Trust in Estonian political institutions declines
Estonian residents trust the Rescue Board, the police and the country’s Defence Forces the most, while overall trust in political institutions has declined considerably, according to the results of a study commissioned by the Estonian Ministry of Defence.
For the survey, respondents were asked to assess the trustworthiness of ten institutions. A total of 96 percent of respondents fully or rather trusted the Rescue Board, while 86 percent of respondents trusted the police, 77 percent the Defence Forces and 71 percent the Defence League, Estonia’s volunteer corps.

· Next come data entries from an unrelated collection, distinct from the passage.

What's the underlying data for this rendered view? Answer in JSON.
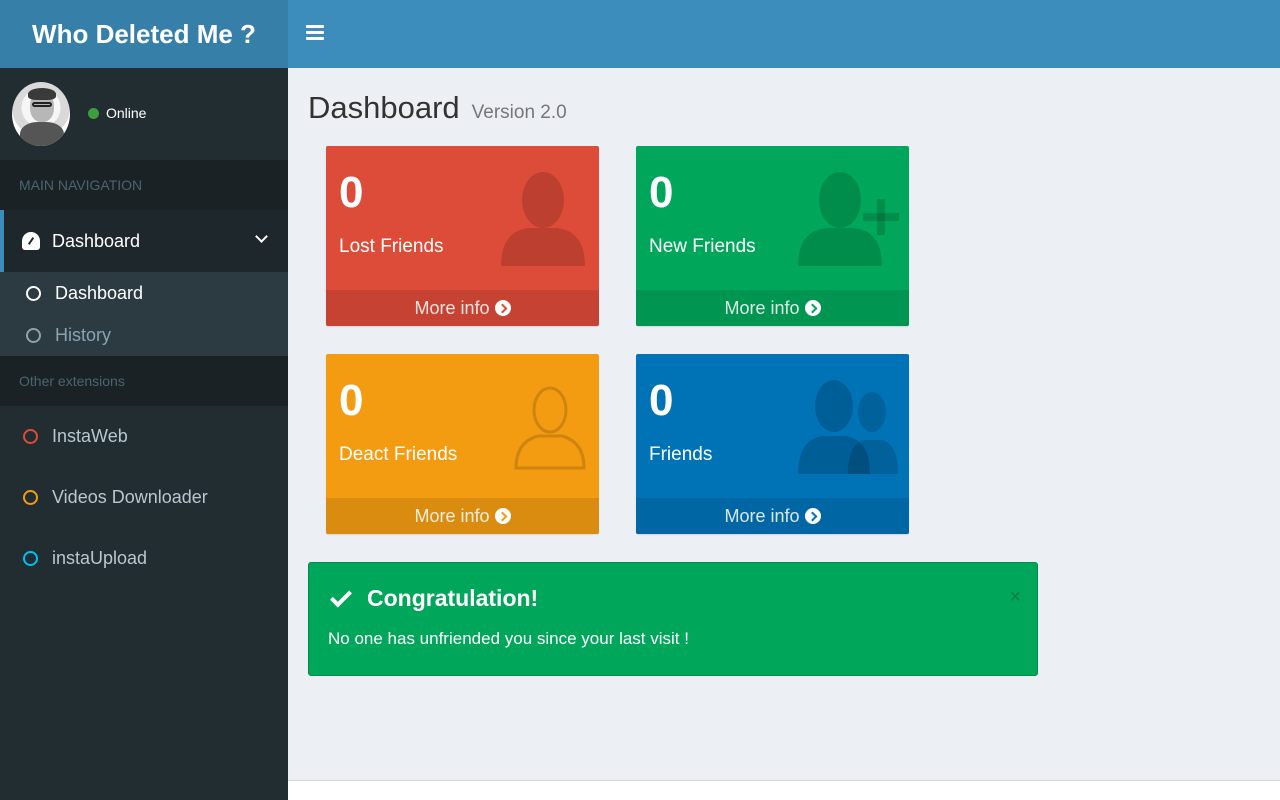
{
  "app": {
    "title": "Who Deleted Me ?"
  },
  "user": {
    "status": "Online"
  },
  "sidebar": {
    "main_nav_header": "MAIN NAVIGATION",
    "dashboard_label": "Dashboard",
    "submenu": [
      {
        "label": "Dashboard"
      },
      {
        "label": "History"
      }
    ],
    "other_header": "Other extensions",
    "extensions": [
      {
        "label": "InstaWeb",
        "color": "#dd4b39"
      },
      {
        "label": "Videos Downloader",
        "color": "#f39c12"
      },
      {
        "label": "instaUpload",
        "color": "#00c0ef"
      }
    ]
  },
  "page": {
    "title": "Dashboard",
    "subtitle": "Version 2.0"
  },
  "stats": [
    {
      "value": "0",
      "label": "Lost Friends",
      "more": "More info",
      "icon": "user-icon",
      "color": "#dd4b39"
    },
    {
      "value": "0",
      "label": "New Friends",
      "more": "More info",
      "icon": "user-plus-icon",
      "color": "#00a65a"
    },
    {
      "value": "0",
      "label": "Deact Friends",
      "more": "More info",
      "icon": "user-outline-icon",
      "color": "#f39c12"
    },
    {
      "value": "0",
      "label": "Friends",
      "more": "More info",
      "icon": "users-icon",
      "color": "#0073b7"
    }
  ],
  "alert": {
    "title": "Congratulation!",
    "message": "No one has unfriended you since your last visit !",
    "close": "×"
  },
  "topbar": {
    "menu_icon": "hamburger-icon"
  }
}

Survey results showed that in respondents’ opinions, the trustworthiness of political institutions had declined. The Riigikogu was trusted by 44 percent and not trusted by 48 percent of survey respondents. The Prime Minister was trusted by 38 percent and not trust by 53 percent of respondents, while the country’s president was trusted by 50 percent and untrusted by 42 of Estonians.
The trustworthiness of the Riigikogu, or the Estonian Parliament, has declined by 4 percentage points, while that of the Estonian government has fallen by 7 percent and the prime minister by 15 percent.
NATO and the EU are trusted overall by 58 and 54 percentage points of Estonians respectively.
Survey results show that Estonian-speaking residents trust state institutions more than Russian-speaking residents. With the Rescue Board and the police being the only exceptions, the differences between levels of trust for all political institutions along linguistic lines were significant.
The biggest differences in trust were recorded in connection with NATO, the Defence League, the Defence Forces, the President and Prime Minister of Estonia. While NATO was trusted by 75 percent of Estonian-speaking residents of the country, it was trusted by just 21 percent of Russian-speaking residents. Respective indicators for the Estonian Defence League were 86 and 37 percent, 62 and 24 percent for the president, 46 and 21 percent for the prime minister, and 90 and 47 percent the Estonian Defence Forces.
This study was commissioned by the Ministry of Defence and carried out by research firm Turu-uuringute AS. Survey respondents included a total of 1,203 Estonian residents aged 15 or over.